━━ Provided records ━━

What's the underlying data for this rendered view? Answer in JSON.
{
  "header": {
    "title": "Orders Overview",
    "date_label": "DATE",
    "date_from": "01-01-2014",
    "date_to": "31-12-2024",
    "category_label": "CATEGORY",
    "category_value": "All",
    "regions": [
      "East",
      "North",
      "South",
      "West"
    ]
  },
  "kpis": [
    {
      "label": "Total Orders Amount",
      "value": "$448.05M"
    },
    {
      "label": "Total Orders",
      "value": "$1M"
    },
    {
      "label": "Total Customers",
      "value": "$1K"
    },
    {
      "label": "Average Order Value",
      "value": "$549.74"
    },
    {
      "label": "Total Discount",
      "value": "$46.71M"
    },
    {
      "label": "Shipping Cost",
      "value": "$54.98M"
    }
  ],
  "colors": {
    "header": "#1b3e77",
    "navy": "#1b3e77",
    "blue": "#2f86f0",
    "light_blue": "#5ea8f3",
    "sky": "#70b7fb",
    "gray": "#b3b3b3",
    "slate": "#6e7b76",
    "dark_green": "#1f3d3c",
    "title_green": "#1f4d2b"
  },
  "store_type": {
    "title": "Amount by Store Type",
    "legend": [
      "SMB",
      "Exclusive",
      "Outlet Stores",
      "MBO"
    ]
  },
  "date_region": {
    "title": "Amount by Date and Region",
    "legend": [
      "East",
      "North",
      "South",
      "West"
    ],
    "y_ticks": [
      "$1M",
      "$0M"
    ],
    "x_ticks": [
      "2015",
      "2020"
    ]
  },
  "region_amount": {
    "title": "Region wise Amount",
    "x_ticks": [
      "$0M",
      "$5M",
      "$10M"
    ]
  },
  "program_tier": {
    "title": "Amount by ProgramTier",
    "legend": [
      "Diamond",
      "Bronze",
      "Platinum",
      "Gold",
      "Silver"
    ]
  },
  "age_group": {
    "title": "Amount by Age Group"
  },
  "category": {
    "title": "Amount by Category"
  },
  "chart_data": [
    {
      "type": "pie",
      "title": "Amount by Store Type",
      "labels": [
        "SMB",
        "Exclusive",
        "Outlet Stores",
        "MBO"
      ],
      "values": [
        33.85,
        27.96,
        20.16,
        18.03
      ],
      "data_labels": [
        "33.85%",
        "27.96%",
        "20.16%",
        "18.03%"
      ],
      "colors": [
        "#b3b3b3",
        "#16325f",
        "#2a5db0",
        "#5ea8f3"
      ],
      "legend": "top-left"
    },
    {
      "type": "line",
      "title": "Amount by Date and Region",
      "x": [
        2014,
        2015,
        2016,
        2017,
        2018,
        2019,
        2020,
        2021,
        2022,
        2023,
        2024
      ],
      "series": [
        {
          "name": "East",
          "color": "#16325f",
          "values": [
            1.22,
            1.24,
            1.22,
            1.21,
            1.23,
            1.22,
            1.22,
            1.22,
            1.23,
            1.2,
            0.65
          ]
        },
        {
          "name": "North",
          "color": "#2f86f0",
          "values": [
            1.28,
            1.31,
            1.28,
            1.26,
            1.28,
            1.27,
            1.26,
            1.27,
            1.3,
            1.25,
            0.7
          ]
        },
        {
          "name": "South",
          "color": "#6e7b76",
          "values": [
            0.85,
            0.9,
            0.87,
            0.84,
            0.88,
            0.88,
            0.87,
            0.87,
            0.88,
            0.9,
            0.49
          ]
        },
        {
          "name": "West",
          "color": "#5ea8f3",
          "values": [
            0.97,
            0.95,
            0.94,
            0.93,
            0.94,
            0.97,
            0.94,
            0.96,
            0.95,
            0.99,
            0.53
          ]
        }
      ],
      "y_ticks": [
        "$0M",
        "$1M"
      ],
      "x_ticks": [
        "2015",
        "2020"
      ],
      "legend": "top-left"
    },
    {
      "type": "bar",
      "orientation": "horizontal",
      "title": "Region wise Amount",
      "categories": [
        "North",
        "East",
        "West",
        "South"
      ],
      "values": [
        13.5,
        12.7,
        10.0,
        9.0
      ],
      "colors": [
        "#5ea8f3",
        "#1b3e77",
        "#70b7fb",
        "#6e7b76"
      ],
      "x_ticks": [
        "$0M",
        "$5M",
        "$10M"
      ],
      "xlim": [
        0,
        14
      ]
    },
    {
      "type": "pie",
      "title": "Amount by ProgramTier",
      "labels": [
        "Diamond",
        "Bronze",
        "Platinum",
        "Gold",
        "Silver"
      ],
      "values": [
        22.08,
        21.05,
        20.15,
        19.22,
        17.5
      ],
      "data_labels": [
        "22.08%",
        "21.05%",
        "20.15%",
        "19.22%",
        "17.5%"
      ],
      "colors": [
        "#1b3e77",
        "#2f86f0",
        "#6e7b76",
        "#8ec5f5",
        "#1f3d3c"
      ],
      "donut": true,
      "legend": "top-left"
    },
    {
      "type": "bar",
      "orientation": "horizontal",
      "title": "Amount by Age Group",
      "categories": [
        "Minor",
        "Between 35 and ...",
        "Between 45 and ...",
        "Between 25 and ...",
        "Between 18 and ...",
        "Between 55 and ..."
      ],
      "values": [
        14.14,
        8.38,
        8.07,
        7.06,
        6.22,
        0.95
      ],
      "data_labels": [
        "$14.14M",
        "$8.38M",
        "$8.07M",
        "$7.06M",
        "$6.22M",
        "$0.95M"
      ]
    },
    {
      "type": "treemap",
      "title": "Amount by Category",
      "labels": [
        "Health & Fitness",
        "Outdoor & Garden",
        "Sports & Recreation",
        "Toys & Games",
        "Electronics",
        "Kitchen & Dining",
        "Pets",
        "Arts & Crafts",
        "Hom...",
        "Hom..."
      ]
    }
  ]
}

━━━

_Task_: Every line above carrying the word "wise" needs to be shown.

_Result below_:
    "title": "Region wise Amount",
      "title": "Region wise Amount",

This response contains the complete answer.